Explore Birmingham, UK
Explore Birmingham, the second-most populous city in the United Kingdom, after London, and the most populous city in the English Midlands. It is also the most populous metropolitan district in the United Kingdom, with an estimated 1,1m inhabitants, and is considered the social, cultural, financial, and commercial center of the Midlands
A market town in the medieval period, Birmingham grew in the 18th-century Midlands Enlightenment and subsequent Industrial Revolution, which saw advances in science, technology, and economic development, producing a series of innovations that laid many of the foundations of modern industrial society. By 1791 it was being hailed as “the first manufacturing town in the world”. Birmingham’s distinctive economic profile, with thousands of small workshops practicing a wide variety of specialized and highly skilled trades, encouraged exceptional levels of creativity and innovation and provided an economic base for prosperity that was to last into the final quarter of the 20th century. The Watt steam engine was invented in Birmingham.
From the summer of 1940 to the spring of 1943, Birmingham was bombed heavily by the German Luftwaffe in what is known as the Birmingham Blitz. The damage done to the city’s infrastructure, in addition to a deliberate policy of demolition and new building by planners, led to extensive urban regeneration in subsequent decades.
Birmingham’s economy is now dominated by the service sector. The city is a major international commercial center, ranked as a beta- world city by the Globalization and World Cities Research Network the joint highest ranking with Edinburgh and Manchester of all British cities outside of London; and an important transport, retail, events and conference hub.
Birmingham is the fourth-most visited city in the UK by foreign visitors.
Birmingham’s explosive industrial expansion started earlier than that of the textile-manufacturing towns of the North of England, and was driven by different factors. Instead of the economies of scale of a low-paid, unskilled workforce producing a single bulk commodity such as cotton or wool in large, mechanized units of production, Birmingham’s industrial development was built on the adaptability and creativity of a highly paid workforce with a strong division of labor, practicing a broad variety of skilled specialist trades and producing a constantly diversifying range of products, in a highly entrepreneurial economy of small, often self-owned workshops. This led to exceptional levels of inventiveness: between 1760 and 1850 – the core years of the Industrial Revolution – Birmingham residents registered over three times as many patents as those of any other British town or city.
The demand for capital to feed rapid economic expansion also saw Birmingham grow into a major financial center with extensive international connections.
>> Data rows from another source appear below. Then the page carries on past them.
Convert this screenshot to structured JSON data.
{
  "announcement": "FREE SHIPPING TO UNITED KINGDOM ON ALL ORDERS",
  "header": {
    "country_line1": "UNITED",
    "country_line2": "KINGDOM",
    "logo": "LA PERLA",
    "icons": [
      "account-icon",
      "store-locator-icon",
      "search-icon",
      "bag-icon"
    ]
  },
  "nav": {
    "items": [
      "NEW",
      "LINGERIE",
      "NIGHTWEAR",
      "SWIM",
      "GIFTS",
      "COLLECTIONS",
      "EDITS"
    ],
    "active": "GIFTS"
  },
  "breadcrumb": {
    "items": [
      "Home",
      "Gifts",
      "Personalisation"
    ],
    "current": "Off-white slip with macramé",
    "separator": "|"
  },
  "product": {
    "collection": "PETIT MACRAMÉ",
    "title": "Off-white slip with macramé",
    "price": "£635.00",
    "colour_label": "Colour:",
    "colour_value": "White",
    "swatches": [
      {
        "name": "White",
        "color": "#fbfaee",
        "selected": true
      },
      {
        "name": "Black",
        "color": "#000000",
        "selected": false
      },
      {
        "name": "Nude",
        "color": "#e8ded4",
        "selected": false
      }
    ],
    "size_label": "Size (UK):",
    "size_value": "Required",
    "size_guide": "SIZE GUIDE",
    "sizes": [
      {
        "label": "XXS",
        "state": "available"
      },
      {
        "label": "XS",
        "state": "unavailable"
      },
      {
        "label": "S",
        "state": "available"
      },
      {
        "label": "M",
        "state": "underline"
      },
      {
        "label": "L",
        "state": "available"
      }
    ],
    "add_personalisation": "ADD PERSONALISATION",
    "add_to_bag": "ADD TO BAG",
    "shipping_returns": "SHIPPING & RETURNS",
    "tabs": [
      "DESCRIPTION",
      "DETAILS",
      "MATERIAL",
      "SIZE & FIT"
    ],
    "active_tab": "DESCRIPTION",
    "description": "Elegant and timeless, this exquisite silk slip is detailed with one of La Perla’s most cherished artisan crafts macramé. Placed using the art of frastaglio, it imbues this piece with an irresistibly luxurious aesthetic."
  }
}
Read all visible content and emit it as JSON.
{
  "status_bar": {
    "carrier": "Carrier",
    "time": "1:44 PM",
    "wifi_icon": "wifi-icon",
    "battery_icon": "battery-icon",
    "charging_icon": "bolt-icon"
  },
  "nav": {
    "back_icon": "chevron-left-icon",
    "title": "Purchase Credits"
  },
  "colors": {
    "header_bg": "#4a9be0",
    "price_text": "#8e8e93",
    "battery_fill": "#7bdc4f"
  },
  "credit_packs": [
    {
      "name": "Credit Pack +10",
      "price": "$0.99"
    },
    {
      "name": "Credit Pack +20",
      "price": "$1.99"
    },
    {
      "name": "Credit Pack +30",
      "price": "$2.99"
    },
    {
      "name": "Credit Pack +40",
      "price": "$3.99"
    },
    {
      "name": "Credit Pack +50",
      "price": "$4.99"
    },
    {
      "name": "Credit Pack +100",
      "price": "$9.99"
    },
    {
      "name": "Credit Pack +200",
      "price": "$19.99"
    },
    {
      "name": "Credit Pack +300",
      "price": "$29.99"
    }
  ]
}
Lloyds Bank was founded in the town in 1765, and Ketley’s Building Society, the world’s first building society, in 1775. By 1800 the West Midlands had more banking offices per head than any other region in Britain, including London.
There are 571 parks within Birmingham – more than any other European city – totaling over 3,500 hectares of public open space. The city has over six million trees, and 400 kilometers of urban brooks and streams. Sutton Park, which covers 2,400 acres in the north of the city is the largest urban park in Europe and a National Nature Reserve. Birmingham Botanical Gardens, located close to the city center, retains the regency landscape of its original design by J. C. Loudon in 1829, while the Winterbourne Botanic Garden in Edgbaston reflects the more informal Arts and Crafts tastes of its Edwardian origins. Birmingham has two major public art collections. Birmingham Museum & Art Gallery is best known for its works by the Pre-Raphaelites, a collection “of outstanding importance”. It also holds a significant selection of old masters – including major works by Bellini, Rubens, Canaletto and Claude – and particularly strong collections of 17th-century Italian Baroque painting and English watercolors. Its design holdings include Europe’s pre-eminent collections of ceramics and fine metalwork. The Barber Institute of Fine Arts in Edgbaston is one of the finest small art galleries in the world, with a collection of exceptional quality representing Western art from the 13th century to the present day.
Explore Birmingham at night when those interested in the vivid nightlife are mainly concentrated along Broad Street and into Brindley place. Although in more recent years Broad Street has lost its popularity due to the closing of several clubs; the Arcadian now has more popularity in terms of nightlife. Outside the Broad Street area are many stylish and underground venues.
Official tourism websites of Birmingham, UK
For more information please visit the official government website: